It's Friday, so that means it's panel time.
Special counsel Robert Mueller finally spoke publicly Wednesday, and his carefully chosen comments highlight the ways in which he disagrees with his boss, Attorney General William Barr, about the facts and the law surrounding the investigation into US President Donald Trump. One of the lines from his nine-minute presentation is: "If we had had confidence that the president clearly did not commit a crime, we would have said so." Mueller's remarks also made clear how heavily his office relied on a long-standing legal opinion from the Justice Department's Office of Legal Counsel that a sitting president cannot be indicted. That opinion, Mueller said, "says that the Constitution requires a process other than the criminal justice system to formally accuse a sitting president of wrongdoing." I don't agree with that. So, where was all of this weeks ago when Barr first came out with his spin machine, and what are we to make of Mueller, who infamously told us that Saddam Hussein had WMD's?
The license for Missouri's last abortion provider will not expire, according to court documents. Judge Michael Stelzer has ruled that the "temporary restraining order is granted" and "petitioner's license shall not expire and shall remain in effect." The matter will be heard in court again on June 4. The clinic's license to perform abortions was scheduled to expire at the end of Friday.
Federal judge Carlton Reeves blocked a Mississippi law last week that forbids abortion after the detection of a fetal heartbeat, as early as six weeks into a pregnancy. In issuing a preliminary injunction, Judge Reeves said the law "threatens immediate harm to women's rights, especially considering most women do not seek abortions services until after six weeks." He further wrote, "Allowing the law to take effect would force the clinic to stop providing most abortion care," adding that "by banning abortions after the detection of a fetal heartbeat, the law prevents a woman's free choice, which is central to personal dignity and autonomy."
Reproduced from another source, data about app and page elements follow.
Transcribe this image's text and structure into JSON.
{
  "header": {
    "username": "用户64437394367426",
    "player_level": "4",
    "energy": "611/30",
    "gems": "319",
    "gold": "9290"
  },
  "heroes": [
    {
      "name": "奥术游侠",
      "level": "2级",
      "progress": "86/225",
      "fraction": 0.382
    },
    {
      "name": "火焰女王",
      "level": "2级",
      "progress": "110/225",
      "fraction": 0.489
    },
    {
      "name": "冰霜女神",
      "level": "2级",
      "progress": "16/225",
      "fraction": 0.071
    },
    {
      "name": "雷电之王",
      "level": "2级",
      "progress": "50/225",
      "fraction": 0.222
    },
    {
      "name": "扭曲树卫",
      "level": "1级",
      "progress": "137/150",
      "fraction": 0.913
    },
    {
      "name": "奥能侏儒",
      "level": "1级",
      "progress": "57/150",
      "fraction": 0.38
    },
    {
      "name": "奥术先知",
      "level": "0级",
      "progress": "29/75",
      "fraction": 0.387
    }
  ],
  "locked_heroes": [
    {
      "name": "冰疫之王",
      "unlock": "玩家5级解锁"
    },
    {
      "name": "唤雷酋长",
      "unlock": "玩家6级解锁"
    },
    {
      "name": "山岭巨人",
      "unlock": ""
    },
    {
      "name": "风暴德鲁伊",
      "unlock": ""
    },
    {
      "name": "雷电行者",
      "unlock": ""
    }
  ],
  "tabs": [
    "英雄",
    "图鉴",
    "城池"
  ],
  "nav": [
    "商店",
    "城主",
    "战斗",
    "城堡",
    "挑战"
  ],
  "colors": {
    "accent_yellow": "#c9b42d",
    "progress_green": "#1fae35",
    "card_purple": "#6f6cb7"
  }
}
According to Bloomberg, China, the world's largest soybean buyer, has put purchases of American supplies on hold as the trade war between Washington and Beijing escalates. "State-grain buyers haven't received any further orders to continue with the so-called goodwill buying and don't expect that to happen given the lack of agreement in trade negotiations. Still, China currently has no plans to cancel previous purchases of American soybeans," the outlet reports, citing sources familiar with the matter.
We'll cover these topics and so many more!
Dr. Jack Rasmus — Professor of economics at Saint Mary's College of California and author of "Central Bankers at the End of Their Ropes: Monetary Policy and the Coming Depression."
Jim Kavanagh — Political analyst and commentator and editor of The Polemicist.
Caleb Maupin — Journalist and political analyst who focuses his coverage on US foreign policy and the global system of monopoly capitalism and imperialism.
We'd love to get your feedback at email@example.com